#### [Task objective]
Write out each entry again. Keep every word exactly as it is.

#### [Source information]
_ _ _ _

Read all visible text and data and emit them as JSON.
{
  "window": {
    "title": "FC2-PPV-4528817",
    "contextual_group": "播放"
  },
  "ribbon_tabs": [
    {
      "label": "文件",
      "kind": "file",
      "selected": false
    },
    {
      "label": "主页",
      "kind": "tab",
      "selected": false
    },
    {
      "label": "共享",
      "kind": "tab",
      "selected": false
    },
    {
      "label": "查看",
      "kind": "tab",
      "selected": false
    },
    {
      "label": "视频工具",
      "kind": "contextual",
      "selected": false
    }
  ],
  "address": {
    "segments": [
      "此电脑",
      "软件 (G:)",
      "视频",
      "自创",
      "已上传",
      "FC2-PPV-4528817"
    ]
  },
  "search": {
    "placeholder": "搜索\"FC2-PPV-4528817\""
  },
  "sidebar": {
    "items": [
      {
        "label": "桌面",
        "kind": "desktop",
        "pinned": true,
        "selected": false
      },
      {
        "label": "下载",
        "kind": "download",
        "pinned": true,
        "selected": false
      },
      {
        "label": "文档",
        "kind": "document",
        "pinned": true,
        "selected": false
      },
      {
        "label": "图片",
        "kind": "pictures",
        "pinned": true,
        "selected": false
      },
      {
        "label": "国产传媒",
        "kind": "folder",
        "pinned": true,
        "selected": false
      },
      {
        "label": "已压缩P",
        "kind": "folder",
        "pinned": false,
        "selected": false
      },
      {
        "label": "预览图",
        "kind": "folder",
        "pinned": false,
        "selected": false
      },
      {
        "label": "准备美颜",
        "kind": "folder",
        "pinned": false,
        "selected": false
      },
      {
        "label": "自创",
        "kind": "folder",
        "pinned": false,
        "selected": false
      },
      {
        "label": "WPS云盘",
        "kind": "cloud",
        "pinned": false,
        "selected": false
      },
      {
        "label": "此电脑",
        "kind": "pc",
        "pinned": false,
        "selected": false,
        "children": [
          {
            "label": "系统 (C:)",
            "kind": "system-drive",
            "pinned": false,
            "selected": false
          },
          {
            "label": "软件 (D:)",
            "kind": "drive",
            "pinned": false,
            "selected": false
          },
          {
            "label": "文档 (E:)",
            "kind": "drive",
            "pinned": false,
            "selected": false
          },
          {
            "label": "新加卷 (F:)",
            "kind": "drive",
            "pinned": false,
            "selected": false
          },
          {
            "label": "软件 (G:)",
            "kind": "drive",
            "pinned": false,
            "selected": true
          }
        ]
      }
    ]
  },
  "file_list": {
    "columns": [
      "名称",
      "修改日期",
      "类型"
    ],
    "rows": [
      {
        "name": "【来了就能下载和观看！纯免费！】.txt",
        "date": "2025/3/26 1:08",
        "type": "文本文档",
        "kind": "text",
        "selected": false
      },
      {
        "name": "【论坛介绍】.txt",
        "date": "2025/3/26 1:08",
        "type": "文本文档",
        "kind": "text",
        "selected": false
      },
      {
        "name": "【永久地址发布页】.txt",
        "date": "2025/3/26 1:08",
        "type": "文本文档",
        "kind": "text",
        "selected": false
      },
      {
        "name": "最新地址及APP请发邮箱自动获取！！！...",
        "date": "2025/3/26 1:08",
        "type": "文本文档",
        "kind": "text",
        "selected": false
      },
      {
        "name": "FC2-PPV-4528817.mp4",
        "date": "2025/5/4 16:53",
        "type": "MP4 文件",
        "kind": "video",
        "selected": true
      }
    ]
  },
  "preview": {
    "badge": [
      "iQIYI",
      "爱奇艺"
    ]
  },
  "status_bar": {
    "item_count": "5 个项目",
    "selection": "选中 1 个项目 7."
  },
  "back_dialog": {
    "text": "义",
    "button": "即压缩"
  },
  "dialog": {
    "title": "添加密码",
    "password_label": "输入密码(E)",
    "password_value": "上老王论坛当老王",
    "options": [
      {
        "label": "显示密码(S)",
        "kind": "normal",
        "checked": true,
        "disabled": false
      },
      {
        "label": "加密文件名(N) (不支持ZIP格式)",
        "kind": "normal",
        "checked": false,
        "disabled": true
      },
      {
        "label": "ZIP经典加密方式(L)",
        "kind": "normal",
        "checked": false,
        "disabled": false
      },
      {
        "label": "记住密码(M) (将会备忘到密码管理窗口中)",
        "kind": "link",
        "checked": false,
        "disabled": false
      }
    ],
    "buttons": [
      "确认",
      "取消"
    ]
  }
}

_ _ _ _

#### [Result of this task]
Read all visible text and data and emit them as JSON.
{
  "window": {
    "title": "FC2-PPV-4528817",
    "contextual_group": "播放"
  },
  "ribbon_tabs": [
    {
      "label": "文件",
      "kind": "file",
      "selected": false
    },
    {
      "label": "主页",
      "kind": "tab",
      "selected": false
    },
    {
      "label": "共享",
      "kind": "tab",
      "selected": false
    },
    {
      "label": "查看",
      "kind": "tab",
      "selected": false
    },
    {
      "label": "视频工具",
      "kind": "contextual",
      "selected": false
    }
  ],
  "address": {
    "segments": [
      "此电脑",
      "软件 (G:)",
      "视频",
      "自创",
      "已上传",
      "FC2-PPV-4528817"
    ]
  },
  "search": {
    "placeholder": "搜索\"FC2-PPV-4528817\""
  },
  "sidebar": {
    "items": [
      {
        "label": "桌面",
        "kind": "desktop",
        "pinned": true,
        "selected": false
      },
      {
        "label": "下载",
        "kind": "download",
        "pinned": true,
        "selected": false
      },
      {
        "label": "文档",
        "kind": "document",
        "pinned": true,
        "selected": false
      },
      {
        "label": "图片",
        "kind": "pictures",
        "pinned": true,
        "selected": false
      },
      {
        "label": "国产传媒",
        "kind": "folder",
        "pinned": true,
        "selected": false
      },
      {
        "label": "已压缩P",
        "kind": "folder",
        "pinned": false,
        "selected": false
      },
      {
        "label": "预览图",
        "kind": "folder",
        "pinned": false,
        "selected": false
      },
      {
        "label": "准备美颜",
        "kind": "folder",
        "pinned": false,
        "selected": false
      },
      {
        "label": "自创",
        "kind": "folder",
        "pinned": false,
        "selected": false
      },
      {
        "label": "WPS云盘",
        "kind": "cloud",
        "pinned": false,
        "selected": false
      },
      {
        "label": "此电脑",
        "kind": "pc",
        "pinned": false,
        "selected": false,
        "children": [
          {
            "label": "系统 (C:)",
            "kind": "system-drive",
            "pinned": false,
            "selected": false
          },
          {
            "label": "软件 (D:)",
            "kind": "drive",
            "pinned": false,
            "selected": false
          },
          {
            "label": "文档 (E:)",
            "kind": "drive",
            "pinned": false,
            "selected": false
          },
          {
            "label": "新加卷 (F:)",
            "kind": "drive",
            "pinned": false,
            "selected": false
          },
          {
            "label": "软件 (G:)",
            "kind": "drive",
            "pinned": false,
            "selected": true
          }
        ]
      }
    ]
  },
  "file_list": {
    "columns": [
      "名称",
      "修改日期",
      "类型"
    ],
    "rows": [
      {
        "name": "【来了就能下载和观看！纯免费！】.txt",
        "date": "2025/3/26 1:08",
        "type": "文本文档",
        "kind": "text",
        "selected": false
      },
      {
        "name": "【论坛介绍】.txt",
        "date": "2025/3/26 1:08",
        "type": "文本文档",
        "kind": "text",
        "selected": false
      },
      {
        "name": "【永久地址发布页】.txt",
        "date": "2025/3/26 1:08",
        "type": "文本文档",
        "kind": "text",
        "selected": false
      },
      {
        "name": "最新地址及APP请发邮箱自动获取！！！...",
        "date": "2025/3/26 1:08",
        "type": "文本文档",
        "kind": "text",
        "selected": false
      },
      {
        "name": "FC2-PPV-4528817.mp4",
        "date": "2025/5/4 16:53",
        "type": "MP4 文件",
        "kind": "video",
        "selected": true
      }
    ]
  },
  "preview": {
    "badge": [
      "iQIYI",
      "爱奇艺"
    ]
  },
  "status_bar": {
    "item_count": "5 个项目",
    "selection": "选中 1 个项目 7."
  },
  "back_dialog": {
    "text": "义",
    "button": "即压缩"
  },
  "dialog": {
    "title": "添加密码",
    "password_label": "输入密码(E)",
    "password_value": "上老王论坛当老王",
    "options": [
      {
        "label": "显示密码(S)",
        "kind": "normal",
        "checked": true,
        "disabled": false
      },
      {
        "label": "加密文件名(N) (不支持ZIP格式)",
        "kind": "normal",
        "checked": false,
        "disabled": true
      },
      {
        "label": "ZIP经典加密方式(L)",
        "kind": "normal",
        "checked": false,
        "disabled": false
      },
      {
        "label": "记住密码(M) (将会备忘到密码管理窗口中)",
        "kind": "link",
        "checked": false,
        "disabled": false
      }
    ],
    "buttons": [
      "确认",
      "取消"
    ]
  }
}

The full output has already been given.